Back in March, during our Foy game, we got to talking ’bout some Arnhem. A quick lookup turned up that the anniversary of Market Garden actually lined up with our regular gaming slot in September, with the actual day being the anniversary of Operation Berlin (aka: the evacuation ending the endeavor). With six months lead-time, surely we could do a big Market Garden game by then, right?
Fortunately, we very quickly scaled back our plans from a series of linked games covering the high points of the Operation from start to finish down to ‘simply’ doing Frost’s attempt to hold onto the bridge in Arnhem. This was the right call.
Steve, who knows a lot more about this than I do (I’ve watched A Bridge Too Far, and have read the book on which it’s based, but that’s about it), did all the planning, John already had the Germans painted, and did all of the table, which is (as you’ll see) amazing. I painted up the British paras.
There was an online, pre-game component where the British and German teams determined how they would deploy and maneuver.
Although the Germans responded the same way they did historically, the British did things a little differently, which resulted in 1) Frost not even getting to the bridge and 2) the British that did needing to defend it from the town and across the river.
(Would you just look at this table?)
I ended up on the German team. Because we assumed they would concentrate their forces on the buildings overlooking the bridge, the plan was to advance through the buildings on the East side of the causeway, ensuring they were clear and approaching under cover.
That didn’t last long. It turned out the British were riddled throughout the those houses. Assaulting in Bolt Action 1E is decisive, and my rolling wasn’t so hot, so I lost 2 out of 3 assaults, which wiped out my infantry units pretty much by the very beginning, leaving me with a tank and not much else.
That’s the silver lining of playing Germans in WWII: when you’re winning, you’re winning. When you’re losing, the Germans are losing, and that means all is right with the world.
We had a tough time pushing up that flank: both because the BA building rules, which are normally Good Enough, are especially punishing when there’s basically nothing but buildings. Needing to go room-to-room is entirely on point here, but I think we need to tweak things a bit somewhere here.
Eventually, the models I painted deigned to leave cover, which let me get some photos of them in action:

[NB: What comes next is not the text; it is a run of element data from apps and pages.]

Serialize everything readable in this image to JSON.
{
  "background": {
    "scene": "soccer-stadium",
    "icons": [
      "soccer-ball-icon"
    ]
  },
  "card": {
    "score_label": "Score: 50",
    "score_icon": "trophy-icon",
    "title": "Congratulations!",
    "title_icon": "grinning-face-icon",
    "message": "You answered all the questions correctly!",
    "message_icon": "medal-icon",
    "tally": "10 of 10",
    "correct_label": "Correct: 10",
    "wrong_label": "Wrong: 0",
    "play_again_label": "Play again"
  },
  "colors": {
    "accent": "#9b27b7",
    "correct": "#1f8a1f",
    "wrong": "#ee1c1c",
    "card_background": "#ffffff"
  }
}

(I’m particularly pleased with that first image in the post. How cool is that?)
We eventually got near enough to the buildings around the bridge, which meant the PIATs opened up. I did have one, brief, shining moment of usefulness when a PIAT from the top floor of one of the buildings fired on a tank: my tank returned fire and handily returned fire, killing everyone in the top floor.

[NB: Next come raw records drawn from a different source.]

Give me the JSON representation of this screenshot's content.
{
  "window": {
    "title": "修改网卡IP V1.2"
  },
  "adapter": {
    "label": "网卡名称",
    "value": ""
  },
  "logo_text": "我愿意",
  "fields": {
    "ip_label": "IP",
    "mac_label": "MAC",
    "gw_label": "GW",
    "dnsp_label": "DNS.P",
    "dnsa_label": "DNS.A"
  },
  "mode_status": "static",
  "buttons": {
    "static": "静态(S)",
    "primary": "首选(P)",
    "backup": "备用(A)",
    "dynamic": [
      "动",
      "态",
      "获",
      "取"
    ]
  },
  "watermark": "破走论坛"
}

At the end of the game, though, the German progress was too slow: of the six buildings around the bridge, the Germans had taken/cleared two of them, and the British still occupied four. All pretty much agreed that the British had won the game.